Pick each line containing "product" out of the records.
━━━━━ RECORDS TO PROCESS ━━━━━
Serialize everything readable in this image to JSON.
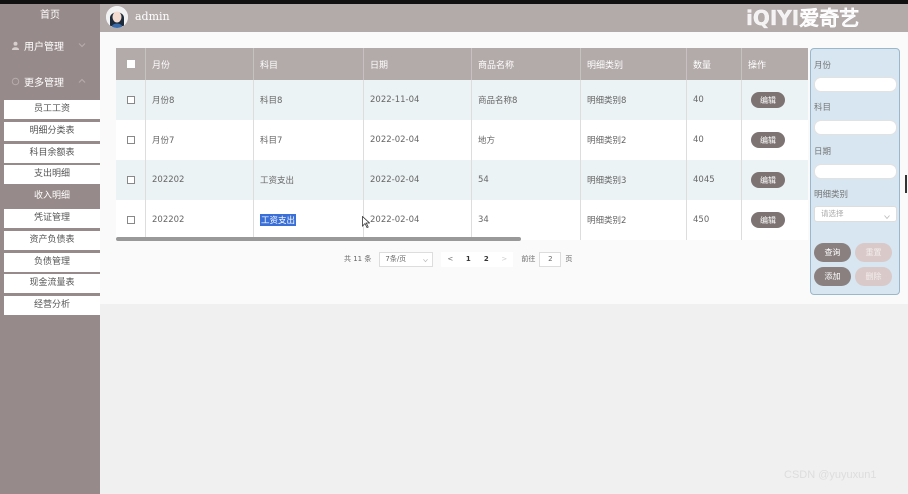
{
  "sidebar": {
    "home": "首页",
    "groups": [
      {
        "label": "用户管理"
      },
      {
        "label": "更多管理"
      }
    ],
    "items": [
      {
        "label": "员工工资"
      },
      {
        "label": "明细分类表"
      },
      {
        "label": "科目余额表"
      },
      {
        "label": "支出明细"
      },
      {
        "label": "收入明细"
      },
      {
        "label": "凭证管理"
      },
      {
        "label": "资产负债表"
      },
      {
        "label": "负债管理"
      },
      {
        "label": "现金流量表"
      },
      {
        "label": "经营分析"
      }
    ],
    "active_index": 4
  },
  "header": {
    "username": "admin",
    "logo_text": "iQIYI爱奇艺"
  },
  "table": {
    "columns": [
      "月份",
      "科目",
      "日期",
      "商品名称",
      "明细类别",
      "数量",
      "操作"
    ],
    "rows": [
      {
        "month": "月份8",
        "subject": "科目8",
        "date": "2022-11-04",
        "product": "商品名称8",
        "category": "明细类别8",
        "qty": "40",
        "action": "编辑"
      },
      {
        "month": "月份7",
        "subject": "科目7",
        "date": "2022-02-04",
        "product": "地方",
        "category": "明细类别2",
        "qty": "40",
        "action": "编辑"
      },
      {
        "month": "202202",
        "subject": "工资支出",
        "date": "2022-02-04",
        "product": "54",
        "category": "明细类别3",
        "qty": "4045",
        "action": "编辑"
      },
      {
        "month": "202202",
        "subject": "工资支出",
        "date": "2022-02-04",
        "product": "34",
        "category": "明细类别2",
        "qty": "450",
        "action": "编辑"
      }
    ]
  },
  "pagination": {
    "total": "共 11 条",
    "page_size": "7条/页",
    "prev": "<",
    "pages": [
      "1",
      "2"
    ],
    "next": ">",
    "goto_prefix": "前往",
    "goto_value": "2",
    "goto_suffix": "页"
  },
  "search_panel": {
    "month_label": "月份",
    "subject_label": "科目",
    "date_label": "日期",
    "category_label": "明细类别",
    "category_placeholder": "请选择",
    "query_btn": "查询",
    "reset_btn": "重置",
    "add_btn": "添加",
    "delete_btn": "删除"
  },
  "watermark": "CSDN @yuyuxun1",
  "colors": {
    "sidebar": "#978a8a",
    "header": "#b3aaaa",
    "panel": "#d7e6f0",
    "button": "#7d7373"
  }
}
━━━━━
ANSWER SECTION >>
        "product": "商品名称8",
        "product": "地方",
        "product": "54",
        "product": "34",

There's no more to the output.